The wages of less educated men—which had been in decline since the 1970s—also enjoyed a brief reprieve in the late 1990s and into the following decade. Working with University of Chicago colleagues Kerwin Charles and Matthew Notowidigdo, Hurst found that these aggregate statistics for the United States as a whole have played out in miniature across the country (PDF), as one would expect if the housing boom were really behind the short-lived uptick in the employment and salaries for the bottom 20 percent. In regions where the housing booms were greatest, the employment prospects of low-skilled workers fared the best, while in places that the housing bubble passed by, the job prospects of such workers continued their inexorable decline. (The researchers also found that the increase in construction employment was only part of the explanation: Low-skilled service employment also went up in places with housing booms as local residents, feeling wealthier as a result of the increased value of their homes, spent more at restaurants, barber shops, and local retail establishments.)
Overall, Hurst and his co-authors estimate that roughly 40 percent of the increase in nonemployment (those who are unemployed but still looking for jobs, as well as those who have given up and exited the labor force entirely) since 2007 involves manufacturing jobs that were already lost during the earlier part of the decade. But the loss of these jobs was temporarily obscured by the housing boom that allowed low-skilled individuals to find work. (For the college-educated, there was at most a modest connection between the housing booms and employment.)
Once again, we are not as wealthy as we thought we were.
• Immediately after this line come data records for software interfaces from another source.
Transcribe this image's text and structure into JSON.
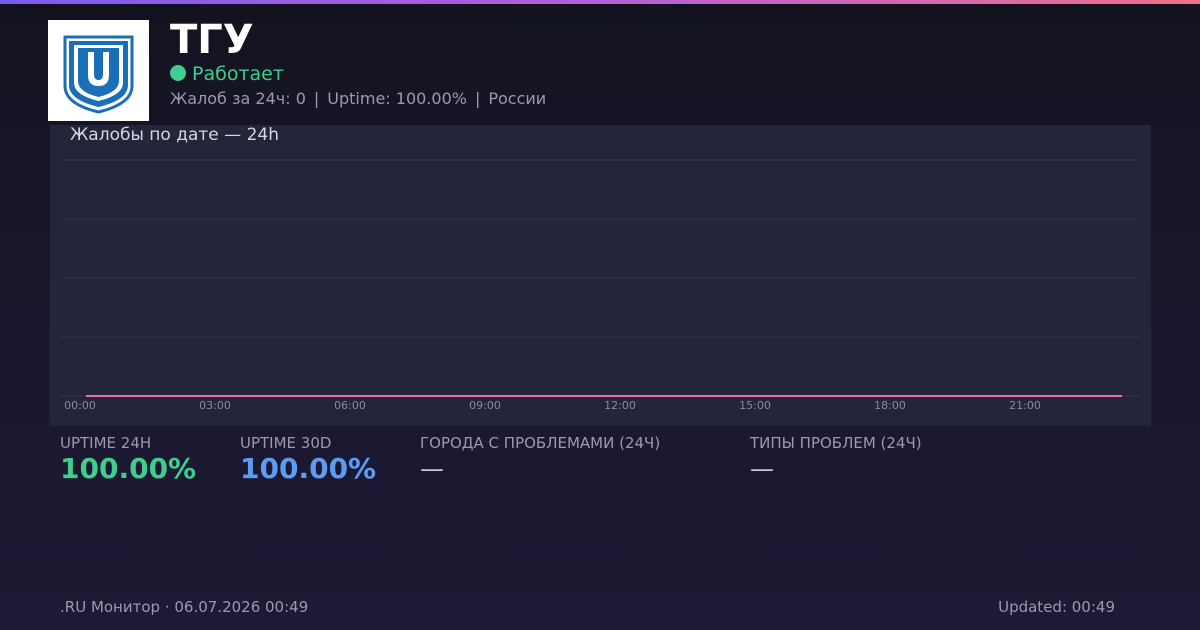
{
  "header": {
    "title": "ТГУ",
    "status_text": "Работает",
    "status_color": "#3ecf8e",
    "meta": {
      "complaints": "Жалоб за 24ч: 0",
      "uptime": "Uptime: 100.00%",
      "region": "России",
      "separator": "|"
    },
    "logo_icon": "university-shield-logo"
  },
  "chart": {
    "title": "Жалобы по дате — 24h"
  },
  "chart_data": {
    "type": "line",
    "x": [
      "00:00",
      "03:00",
      "06:00",
      "09:00",
      "12:00",
      "15:00",
      "18:00",
      "21:00"
    ],
    "tick_labels": [
      "00:00",
      "03:00",
      "06:00",
      "09:00",
      "12:00",
      "15:00",
      "18:00",
      "21:00"
    ],
    "series": [
      {
        "values": [
          0,
          0,
          0,
          0,
          0,
          0,
          0,
          0
        ],
        "color": "#e070b0"
      }
    ],
    "grid": true,
    "title": "Жалобы по дате — 24h"
  },
  "stats": [
    {
      "label": "UPTIME 24H",
      "value": "100.00%",
      "color": "#3ecf8e"
    },
    {
      "label": "UPTIME 30D",
      "value": "100.00%",
      "color": "#5b9df5"
    },
    {
      "label": "ГОРОДА С ПРОБЛЕМАМИ (24Ч)",
      "value": "—",
      "color": "#c8c8d8"
    },
    {
      "label": "ТИПЫ ПРОБЛЕМ (24Ч)",
      "value": "—",
      "color": "#c8c8d8"
    }
  ],
  "footer": {
    "left": ".RU Монитор · 06.07.2026 00:49",
    "right": "Updated: 00:49"
  },
  "colors": {
    "accent_gradient_start": "#7b5cf0",
    "accent_gradient_end": "#f0708a",
    "panel_bg": "#24253a",
    "grid_line": "#34354a"
  }
}
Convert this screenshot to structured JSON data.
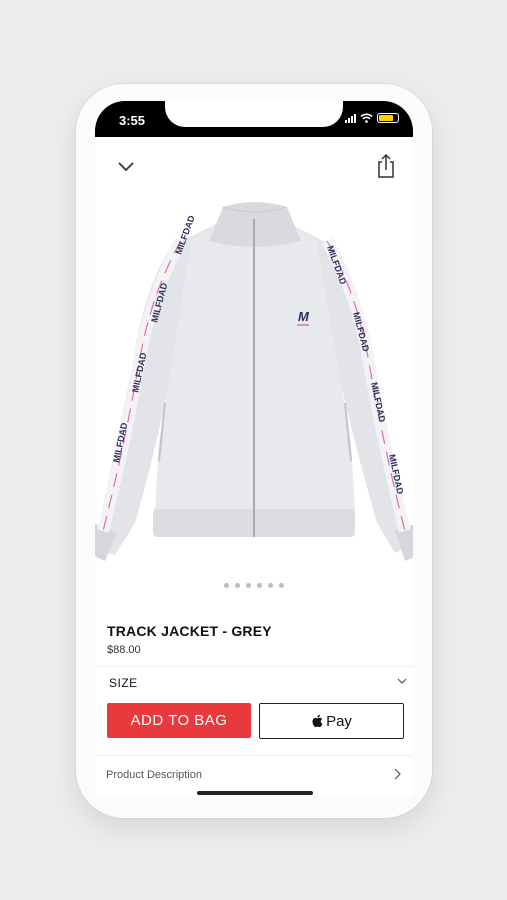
{
  "status_bar": {
    "time": "3:55"
  },
  "product": {
    "title": "TRACK JACKET - GREY",
    "price": "$88.00",
    "sleeve_text": "MILFDAD",
    "chest_logo": "M",
    "image_dots": 6
  },
  "size": {
    "label": "SIZE"
  },
  "actions": {
    "add_to_bag": "ADD TO BAG",
    "apple_pay": "Pay"
  },
  "description": {
    "label": "Product Description"
  },
  "icons": [
    "chevron-down-icon",
    "share-icon",
    "apple-icon",
    "chevron-right-icon"
  ],
  "colors": {
    "accent": "#e8393c",
    "jacket": "#e7e8ec"
  }
}
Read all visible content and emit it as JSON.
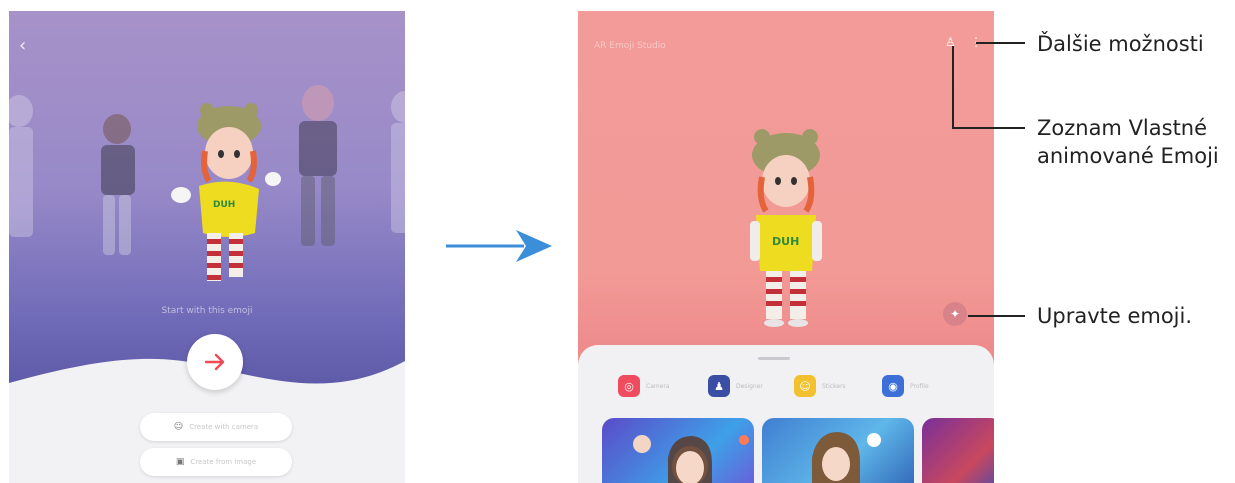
{
  "left_screen": {
    "back_icon": "chevron-left-icon",
    "start_caption": "Start with this emoji",
    "next_icon": "arrow-right-icon",
    "create_with_camera": "Create with camera",
    "create_from_image": "Create from image"
  },
  "right_screen": {
    "title": "AR Emoji Studio",
    "tabs": [
      {
        "label": "Camera",
        "icon": "camera-icon",
        "color": "#ef4c5f"
      },
      {
        "label": "Designer",
        "icon": "designer-icon",
        "color": "#3a4fa3"
      },
      {
        "label": "Stickers",
        "icon": "sticker-icon",
        "color": "#f3c02f"
      },
      {
        "label": "Profile",
        "icon": "profile-icon",
        "color": "#3d6fd9"
      }
    ]
  },
  "callouts": {
    "more_options": "Ďalšie možnosti",
    "emoji_list_line1": "Zoznam Vlastné",
    "emoji_list_line2": "animované Emoji",
    "edit_emoji": "Upravte emoji."
  },
  "colors": {
    "arrow": "#3b8fd8",
    "left_bg": "#9789c8",
    "right_bg": "#f29a96"
  }
}
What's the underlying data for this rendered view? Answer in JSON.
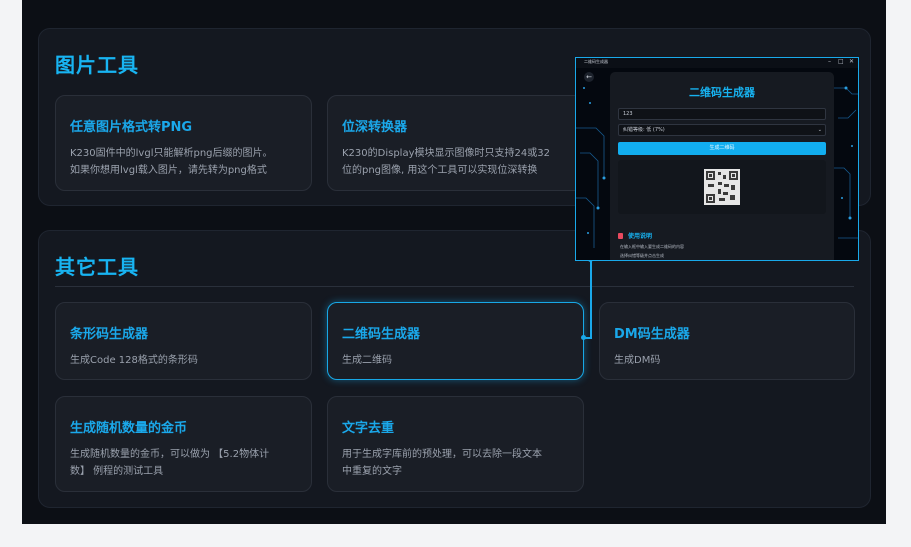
{
  "sections": {
    "image_tools": {
      "title": "图片工具",
      "cards": [
        {
          "title": "任意图片格式转PNG",
          "desc_line1": "K230固件中的lvgl只能解析png后缀的图片。",
          "desc_line2": "如果你想用lvgl载入图片，请先转为png格式"
        },
        {
          "title": "位深转换器",
          "desc_line1": "K230的Display模块显示图像时只支持24或32",
          "desc_line2": "位的png图像, 用这个工具可以实现位深转换"
        }
      ]
    },
    "other_tools": {
      "title": "其它工具",
      "cards": [
        {
          "title": "条形码生成器",
          "desc_line1": "生成Code 128格式的条形码",
          "desc_line2": ""
        },
        {
          "title": "二维码生成器",
          "desc_line1": "生成二维码",
          "desc_line2": ""
        },
        {
          "title": "DM码生成器",
          "desc_line1": "生成DM码",
          "desc_line2": ""
        },
        {
          "title": "生成随机数量的金币",
          "desc_line1": "生成随机数量的金币，可以做为 【5.2物体计",
          "desc_line2": "数】 例程的测试工具"
        },
        {
          "title": "文字去重",
          "desc_line1": "用于生成字库前的预处理，可以去除一段文本",
          "desc_line2": "中重复的文字"
        }
      ]
    }
  },
  "preview": {
    "window_title": "二维码生成器",
    "window_controls": {
      "minimize": "–",
      "maximize": "□",
      "close": "✕"
    },
    "back_icon": "arrow-left-icon",
    "heading": "二维码生成器",
    "input_value": "123",
    "select_value": "纠错等级: 低 (7%)",
    "generate_label": "生成二维码",
    "help_title": "使用说明",
    "help_items": [
      "在输入框中输入要生成二维码的内容",
      "选择纠错等级并点击生成"
    ]
  },
  "colors": {
    "accent": "#18b4f2",
    "page_bg": "#0c0f15",
    "panel_bg": "#141820",
    "card_bg": "#1a1e26"
  }
}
And there really is a significant structural component behind today’s sluggish labor market.